Although the NBA’s 82-game regular season is only around half as long as the 162 games played by each team in Major League Baseball, it still represents a heavy workload, even on some of the best basketball players in the world. As such, many teams have taken to resting their star players to avoid the risk of injuries and to keep them fresh for more important games. With the prevalence of this trend in mind, NBA Commissioner Adam Silver said on Thursday that the league might explore the idea of shortening its regular season.
As quoted by Bleacher Report, Silver commented about the possibility of a shorter NBA season during an interview with the Economic Club of Washington, D.C., as he suggested that the league would likely be in favor of such an idea if “legitimate resting of players” leads to them being “healthier” when playoff action begins.
“We may need to revisit the number of games in the season,” Silver added. “Because maybe in the modern NBA, we’ve had an 82-game season for roughly 50 years. And maybe it’s too many games on the player’s bodies.”

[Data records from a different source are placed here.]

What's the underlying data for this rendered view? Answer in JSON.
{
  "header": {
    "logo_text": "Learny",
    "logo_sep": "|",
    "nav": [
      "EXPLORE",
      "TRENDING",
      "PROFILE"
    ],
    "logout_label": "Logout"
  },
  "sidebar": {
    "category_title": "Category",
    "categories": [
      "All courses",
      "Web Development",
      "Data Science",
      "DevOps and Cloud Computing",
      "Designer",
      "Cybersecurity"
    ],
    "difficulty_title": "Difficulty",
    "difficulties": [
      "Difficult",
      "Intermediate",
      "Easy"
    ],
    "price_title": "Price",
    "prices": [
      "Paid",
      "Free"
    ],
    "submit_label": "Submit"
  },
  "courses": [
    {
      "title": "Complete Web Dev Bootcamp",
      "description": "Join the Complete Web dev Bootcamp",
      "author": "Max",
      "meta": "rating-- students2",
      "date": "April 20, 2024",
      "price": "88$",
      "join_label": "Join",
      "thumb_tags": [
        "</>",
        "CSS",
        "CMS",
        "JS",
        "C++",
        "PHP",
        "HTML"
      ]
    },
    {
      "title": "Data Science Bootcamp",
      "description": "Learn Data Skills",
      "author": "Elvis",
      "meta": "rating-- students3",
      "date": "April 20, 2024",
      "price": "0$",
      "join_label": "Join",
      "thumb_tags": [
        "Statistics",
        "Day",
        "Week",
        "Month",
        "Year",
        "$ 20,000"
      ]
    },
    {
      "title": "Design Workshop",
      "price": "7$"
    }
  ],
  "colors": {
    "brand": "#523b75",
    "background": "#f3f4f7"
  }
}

Silver’s recent remarks echoed his comments last month about the length of the NBA’s regular season, as the NBA’s official website noted that he discussed the topic in detail after the league’s Board of Governors had its spring meeting. After acknowledging that it could be a difficult task to deal with teams that are seeking guidelines on how to rest their top players ahead of the postseason, Silver said that the league is looking at multiple solutions to its “load management” problem, including shorter seasons and shorter games.

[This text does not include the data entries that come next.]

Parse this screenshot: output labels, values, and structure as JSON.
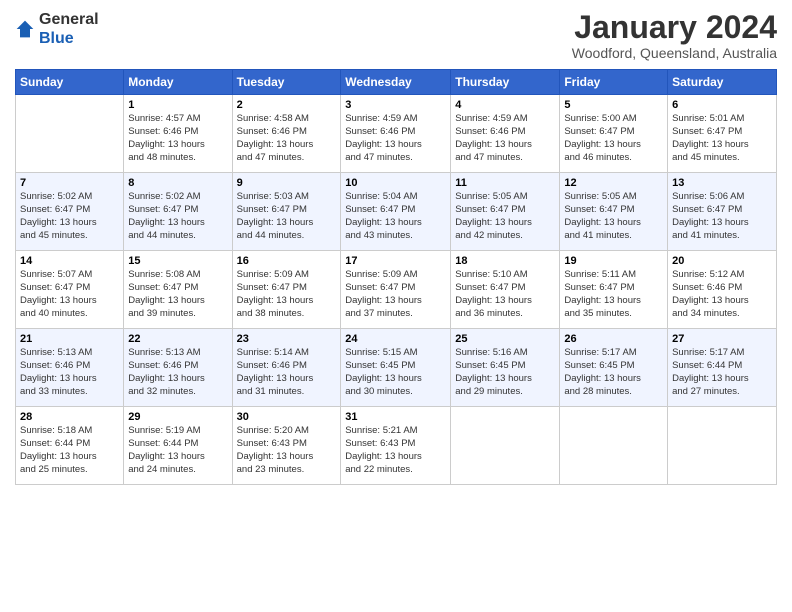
{
  "header": {
    "logo_line1": "General",
    "logo_line2": "Blue",
    "month_title": "January 2024",
    "location": "Woodford, Queensland, Australia"
  },
  "columns": [
    "Sunday",
    "Monday",
    "Tuesday",
    "Wednesday",
    "Thursday",
    "Friday",
    "Saturday"
  ],
  "weeks": [
    [
      {
        "day": "",
        "info": ""
      },
      {
        "day": "1",
        "info": "Sunrise: 4:57 AM\nSunset: 6:46 PM\nDaylight: 13 hours\nand 48 minutes."
      },
      {
        "day": "2",
        "info": "Sunrise: 4:58 AM\nSunset: 6:46 PM\nDaylight: 13 hours\nand 47 minutes."
      },
      {
        "day": "3",
        "info": "Sunrise: 4:59 AM\nSunset: 6:46 PM\nDaylight: 13 hours\nand 47 minutes."
      },
      {
        "day": "4",
        "info": "Sunrise: 4:59 AM\nSunset: 6:46 PM\nDaylight: 13 hours\nand 47 minutes."
      },
      {
        "day": "5",
        "info": "Sunrise: 5:00 AM\nSunset: 6:47 PM\nDaylight: 13 hours\nand 46 minutes."
      },
      {
        "day": "6",
        "info": "Sunrise: 5:01 AM\nSunset: 6:47 PM\nDaylight: 13 hours\nand 45 minutes."
      }
    ],
    [
      {
        "day": "7",
        "info": "Sunrise: 5:02 AM\nSunset: 6:47 PM\nDaylight: 13 hours\nand 45 minutes."
      },
      {
        "day": "8",
        "info": "Sunrise: 5:02 AM\nSunset: 6:47 PM\nDaylight: 13 hours\nand 44 minutes."
      },
      {
        "day": "9",
        "info": "Sunrise: 5:03 AM\nSunset: 6:47 PM\nDaylight: 13 hours\nand 44 minutes."
      },
      {
        "day": "10",
        "info": "Sunrise: 5:04 AM\nSunset: 6:47 PM\nDaylight: 13 hours\nand 43 minutes."
      },
      {
        "day": "11",
        "info": "Sunrise: 5:05 AM\nSunset: 6:47 PM\nDaylight: 13 hours\nand 42 minutes."
      },
      {
        "day": "12",
        "info": "Sunrise: 5:05 AM\nSunset: 6:47 PM\nDaylight: 13 hours\nand 41 minutes."
      },
      {
        "day": "13",
        "info": "Sunrise: 5:06 AM\nSunset: 6:47 PM\nDaylight: 13 hours\nand 41 minutes."
      }
    ],
    [
      {
        "day": "14",
        "info": "Sunrise: 5:07 AM\nSunset: 6:47 PM\nDaylight: 13 hours\nand 40 minutes."
      },
      {
        "day": "15",
        "info": "Sunrise: 5:08 AM\nSunset: 6:47 PM\nDaylight: 13 hours\nand 39 minutes."
      },
      {
        "day": "16",
        "info": "Sunrise: 5:09 AM\nSunset: 6:47 PM\nDaylight: 13 hours\nand 38 minutes."
      },
      {
        "day": "17",
        "info": "Sunrise: 5:09 AM\nSunset: 6:47 PM\nDaylight: 13 hours\nand 37 minutes."
      },
      {
        "day": "18",
        "info": "Sunrise: 5:10 AM\nSunset: 6:47 PM\nDaylight: 13 hours\nand 36 minutes."
      },
      {
        "day": "19",
        "info": "Sunrise: 5:11 AM\nSunset: 6:47 PM\nDaylight: 13 hours\nand 35 minutes."
      },
      {
        "day": "20",
        "info": "Sunrise: 5:12 AM\nSunset: 6:46 PM\nDaylight: 13 hours\nand 34 minutes."
      }
    ],
    [
      {
        "day": "21",
        "info": "Sunrise: 5:13 AM\nSunset: 6:46 PM\nDaylight: 13 hours\nand 33 minutes."
      },
      {
        "day": "22",
        "info": "Sunrise: 5:13 AM\nSunset: 6:46 PM\nDaylight: 13 hours\nand 32 minutes."
      },
      {
        "day": "23",
        "info": "Sunrise: 5:14 AM\nSunset: 6:46 PM\nDaylight: 13 hours\nand 31 minutes."
      },
      {
        "day": "24",
        "info": "Sunrise: 5:15 AM\nSunset: 6:45 PM\nDaylight: 13 hours\nand 30 minutes."
      },
      {
        "day": "25",
        "info": "Sunrise: 5:16 AM\nSunset: 6:45 PM\nDaylight: 13 hours\nand 29 minutes."
      },
      {
        "day": "26",
        "info": "Sunrise: 5:17 AM\nSunset: 6:45 PM\nDaylight: 13 hours\nand 28 minutes."
      },
      {
        "day": "27",
        "info": "Sunrise: 5:17 AM\nSunset: 6:44 PM\nDaylight: 13 hours\nand 27 minutes."
      }
    ],
    [
      {
        "day": "28",
        "info": "Sunrise: 5:18 AM\nSunset: 6:44 PM\nDaylight: 13 hours\nand 25 minutes."
      },
      {
        "day": "29",
        "info": "Sunrise: 5:19 AM\nSunset: 6:44 PM\nDaylight: 13 hours\nand 24 minutes."
      },
      {
        "day": "30",
        "info": "Sunrise: 5:20 AM\nSunset: 6:43 PM\nDaylight: 13 hours\nand 23 minutes."
      },
      {
        "day": "31",
        "info": "Sunrise: 5:21 AM\nSunset: 6:43 PM\nDaylight: 13 hours\nand 22 minutes."
      },
      {
        "day": "",
        "info": ""
      },
      {
        "day": "",
        "info": ""
      },
      {
        "day": "",
        "info": ""
      }
    ]
  ]
}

Could we see a shorter @NBA season sooner rather than later?
Adam Silver thinks so.https://t.co/DZfgz5dCPV
— Front Office Sports (@frntofficesport) April 16, 2019
At the present, the NBA is against the concept of teams asking players to sit out games while healthy and has rules that could penalize teams if they have one of their stars sit out during a nationally televised game, as noted by Bleacher Report. But it isn’t just playoff teams that tend to rest players, as the New Orleans Pelicans and Los Angeles Lakers shut down their respective superstars — Anthony Davis and LeBron James — for the season when it became clear that they would be missing the playoffs.
On the other hand, Bleacher Report pointed out that resting players to ensure their postseason health could be a “valuable strategy,” as evidenced by the Toronto Raptors’ approach with Kawhi Leonard after they acquired him from the San Antonio Spurs last summer. Leonard, who missed all but nine games last season due to injuries, played in only 60 of the Raptors’ 82 regular-season games in the 2018-19 campaign and is now averaging over 31 points and eight rebounds in the playoffs.